:: Data provided

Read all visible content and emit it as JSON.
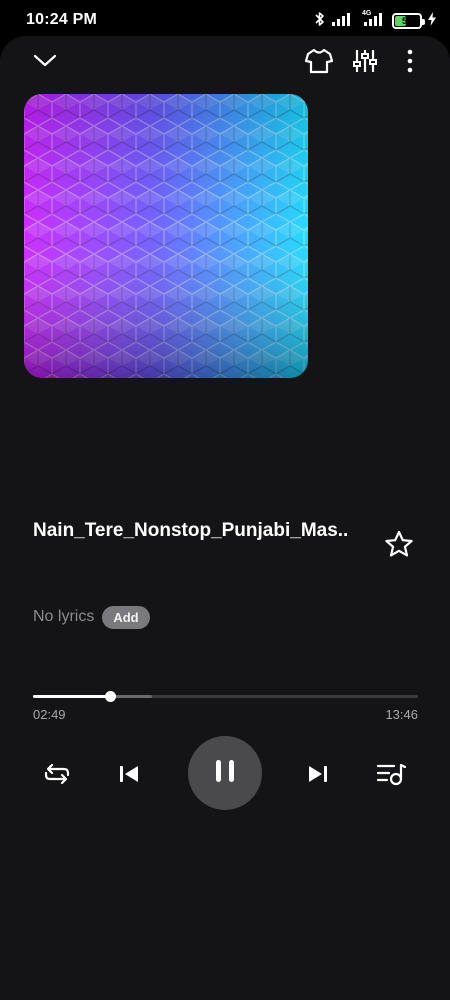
{
  "status_bar": {
    "time": "10:24 PM",
    "battery_level": "51",
    "battery_fraction": 0.51,
    "network": "4G",
    "icons": [
      "bluetooth-icon",
      "signal-icon",
      "signal-4g-icon",
      "battery-icon",
      "charging-icon"
    ]
  },
  "top_bar": {
    "icons": [
      "chevron-down-icon",
      "tshirt-icon",
      "equalizer-icon",
      "more-vert-icon"
    ]
  },
  "track": {
    "title": "Nain_Tere_Nonstop_Punjabi_Mas..",
    "favorite_icon": "star-outline-icon"
  },
  "lyrics": {
    "label": "No lyrics",
    "add_label": "Add"
  },
  "playback": {
    "elapsed": "02:49",
    "total": "13:46",
    "progress_fraction": 0.2,
    "buffered_fraction": 0.31,
    "state": "playing"
  },
  "controls": {
    "icons": [
      "repeat-icon",
      "previous-icon",
      "pause-icon",
      "next-icon",
      "queue-icon"
    ]
  },
  "colors": {
    "background": "#141416",
    "accent": "#ffffff",
    "play_button": "#4a4a4d",
    "art_left": "#c21cff",
    "art_right": "#18d4ff"
  }
}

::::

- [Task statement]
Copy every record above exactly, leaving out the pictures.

- [Answer to the problem]
Read all visible content and emit it as JSON.
{
  "status_bar": {
    "time": "10:24 PM",
    "battery_level": "51",
    "battery_fraction": 0.51,
    "network": "4G",
    "icons": [
      "bluetooth-icon",
      "signal-icon",
      "signal-4g-icon",
      "battery-icon",
      "charging-icon"
    ]
  },
  "top_bar": {
    "icons": [
      "chevron-down-icon",
      "tshirt-icon",
      "equalizer-icon",
      "more-vert-icon"
    ]
  },
  "track": {
    "title": "Nain_Tere_Nonstop_Punjabi_Mas..",
    "favorite_icon": "star-outline-icon"
  },
  "lyrics": {
    "label": "No lyrics",
    "add_label": "Add"
  },
  "playback": {
    "elapsed": "02:49",
    "total": "13:46",
    "progress_fraction": 0.2,
    "buffered_fraction": 0.31,
    "state": "playing"
  },
  "controls": {
    "icons": [
      "repeat-icon",
      "previous-icon",
      "pause-icon",
      "next-icon",
      "queue-icon"
    ]
  },
  "colors": {
    "background": "#141416",
    "accent": "#ffffff",
    "play_button": "#4a4a4d",
    "art_left": "#c21cff",
    "art_right": "#18d4ff"
  }
}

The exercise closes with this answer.